  23. Local Ordinaries or Hierarchs may also grant to the faithful subject to them, in keeping with canon law, and who reside in places where they cannot go to confession or communion at all or can do so only with great hardship that they may gain a  plenary  indulgence without actual confession and communion, provided they have inner contrition and the resolution to go to these sacraments as soon as possible.[16]

  24. The hearing-impaired and the speech-impaired can gain the indulgences attached to public prayers simply by raising their minds and devotion to God as they are present with others of the faithful praying in the same place. In the case of private prayers it is enough for them to go over them mentally and express them in some sign or even simply to read them without pronouncing the words.

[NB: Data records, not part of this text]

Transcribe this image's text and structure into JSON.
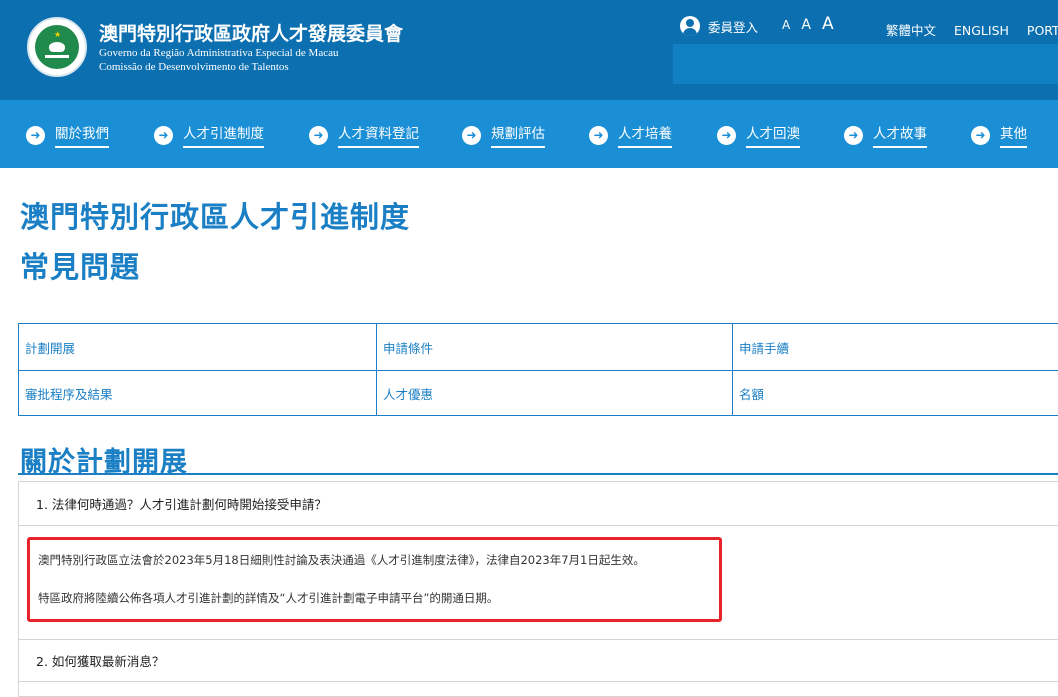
{
  "header": {
    "title_zh": "澳門特別行政區政府人才發展委員會",
    "title_pt_line1": "Governo da Região Administrativa Especial de Macau",
    "title_pt_line2": "Comissão de Desenvolvimento de Talentos",
    "member_login": "委員登入",
    "font_sizes": [
      "A",
      "A",
      "A"
    ],
    "languages": [
      "繁體中文",
      "ENGLISH",
      "PORTU"
    ]
  },
  "nav": {
    "items": [
      {
        "label": "關於我們",
        "icon": "arrow-right-icon"
      },
      {
        "label": "人才引進制度",
        "icon": "arrow-right-icon"
      },
      {
        "label": "人才資料登記",
        "icon": "arrow-right-icon"
      },
      {
        "label": "規劃評估",
        "icon": "arrow-right-icon"
      },
      {
        "label": "人才培養",
        "icon": "arrow-right-icon"
      },
      {
        "label": "人才回澳",
        "icon": "arrow-right-icon"
      },
      {
        "label": "人才故事",
        "icon": "arrow-right-icon"
      },
      {
        "label": "其他",
        "icon": "arrow-right-icon"
      }
    ],
    "arrow_glyph": "➜"
  },
  "page": {
    "title_line1": "澳門特別行政區人才引進制度",
    "title_line2": "常見問題"
  },
  "categories": [
    [
      "計劃開展",
      "申請條件",
      "申請手續"
    ],
    [
      "審批程序及結果",
      "人才優惠",
      "名額"
    ]
  ],
  "section": {
    "title": "關於計劃開展"
  },
  "faq": [
    {
      "question": "1. 法律何時通過？人才引進計劃何時開始接受申請？",
      "answer": [
        "澳門特別行政區立法會於2023年5月18日細則性討論及表決通過《人才引進制度法律》，法律自2023年7月1日起生效。",
        "特區政府將陸續公佈各項人才引進計劃的詳情及“人才引進計劃電子申請平台”的開通日期。"
      ]
    },
    {
      "question": "2. 如何獲取最新消息？"
    }
  ],
  "colors": {
    "header_bg": "#0b6fb0",
    "nav_bg": "#1a8fd6",
    "accent": "#1a7fc4",
    "highlight_border": "#e8242a"
  }
}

     1  Apostolic constitution Indulgentiarum doctrina, norm 1.

     2  Ibid., norm 2.

     3  Cf. 1983 Code of Canon Law, canon 994.

     4  Apostolic constitution Indulgentiarum doctrina, norm 3.

     5  Ibid., norm 5.

     6  Ibid., norm 12.

     7  Cf. canon 995.1, C.I.C.

     8  Cf. Apostolic constitution Regimini Ecclesiae Universae, 15 August 1967, no. 113 (AAS, 59 [1967]: 923).

     9  Cf. canon 995.2. C.I.C.

     10  Cf. canon 826.3, C.I.C.

     11  Apostolic constitution Indulgentiarum doctrina, norm 17.

     12  Cf. Canon 996, C.I.C.

     13  Apostolic constitution Indulgentiarum doctrina, norm 6; cf. also norm 18.

     14  Ibid., norm 16.

     15  Cf. Apostolic constitution Indulgentiarum doctrina, norms 7, 8, 9, 10.

     16  Cf ibid., norm 11.